    Finally, an ETF is only ever as liquid as its underlying holdings. ETFs which invest in illiquid investments may have great liquidity, but if the underlying investments do not, this will likely be reflected in falls in both the underlying holdings and the ETF during market falls. This may be more likely to play out at the small cap end of the sharemarket and within unlisted asset classes.

    Claim 4: ‘Exotic’ ETFs are higher risk

    In a recent RBA publication, economist Michelle Cunningham discussed the risks faced with some of the more exotic ETFs, those that are classed as ‘synthetic’ ETFs, meaning the ETF issuer does not hold the underlying investments, rather they rely on a counterparty to pay the return. These ETFs are generally referred to as ‘Synthetic’ or ‘Hedge fund’ in their title. Cunningham raised the risk that the counterparty may default on their obligation, so an additional level of risk exists for the investor.

    What do we think?

    We agree with Cunningham’s analysis, an additional level of risk certainly exists with these ETF structures, however in many cases this is the only way to access to investment strategy that the ETF provides. Nevertheless, investors should be aware of the additional risks that exist.

    Conclusion

    There’s plenty of arguments in both camps about ETFs role in future market crashes. There’s no doubt the world has moved into uncharted territory with the rise of passive investing & ETFs in particular. We do believe, however, that some of the risks are overblow. Nevertheless, investors should be aware of these risks in order to make informed investing decisions.
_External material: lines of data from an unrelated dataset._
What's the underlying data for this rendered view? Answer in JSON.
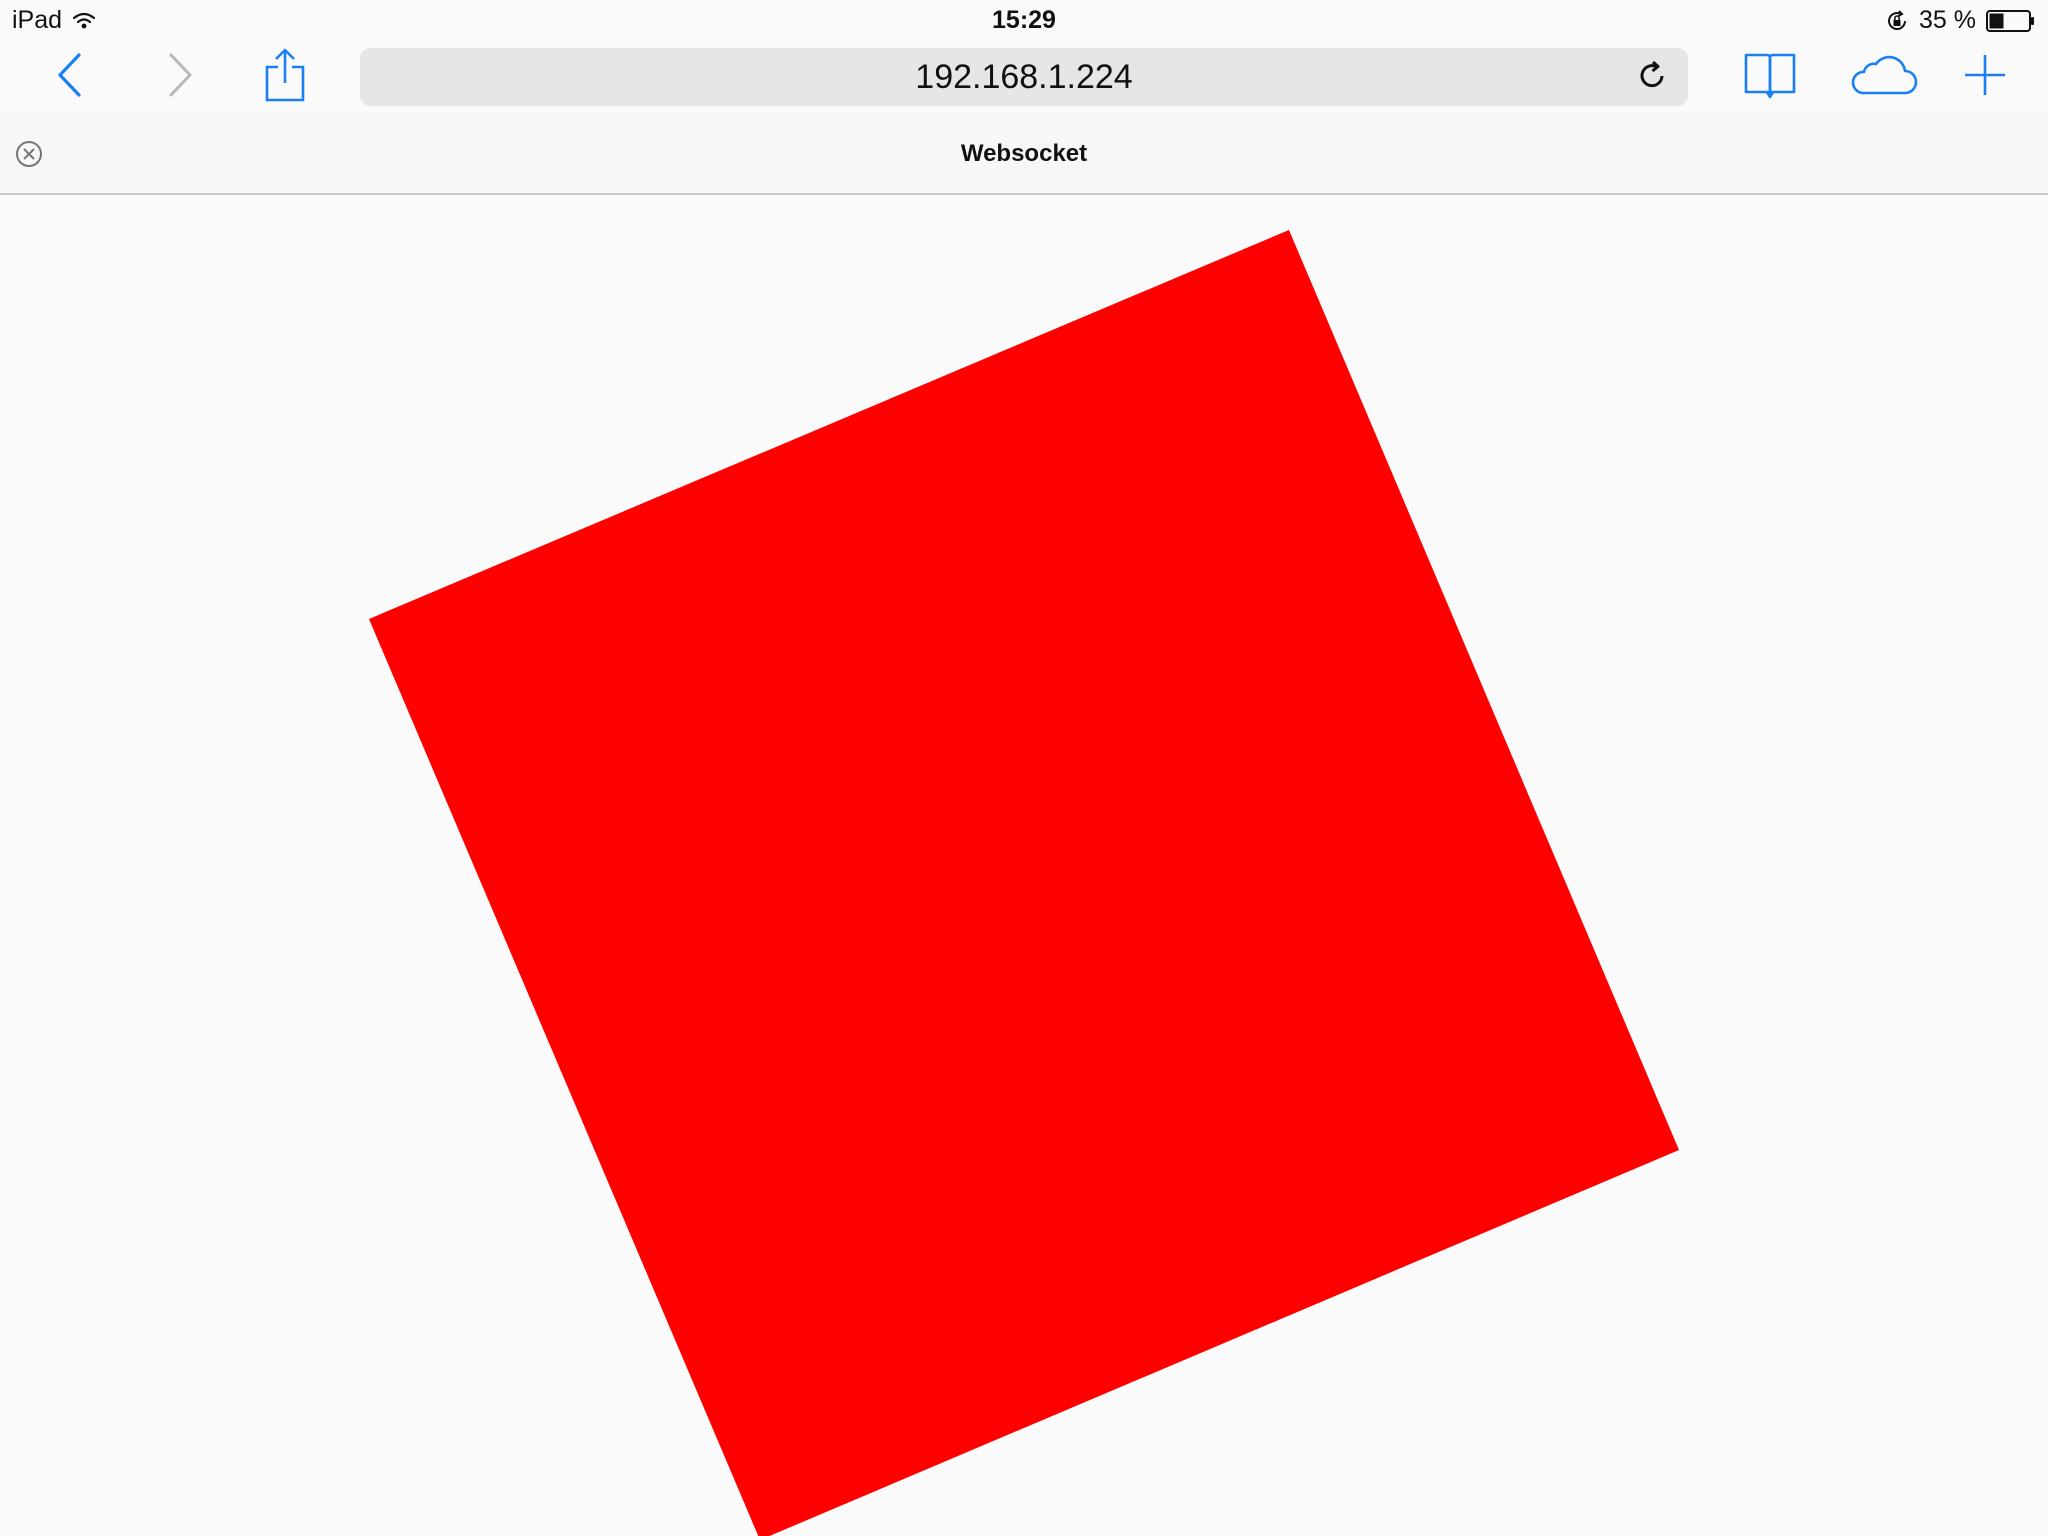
{
  "status_bar": {
    "device": "iPad",
    "time": "15:29",
    "battery": "35 %"
  },
  "toolbar": {
    "url": "192.168.1.224"
  },
  "tab": {
    "title": "Websocket"
  },
  "content": {
    "shape_color": "#ff0000"
  },
  "colors": {
    "accent": "#1a7ff5",
    "disabled": "#b8b8b8"
  }
}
What do you think?

     

    Previous Article

    2017 Financial Year ETF and LIC Performance Table

    Next Article

    New Fixed Interest ETFs expand options for investors

    Leave a Reply
    Find a Fund
    New 28032 Mens Zip Boots Chelesa Ankle Boots Booties Chelesa mogochinese-28039 Leather Shoes England Retro US d2e50bc
    Boots
    >
    ;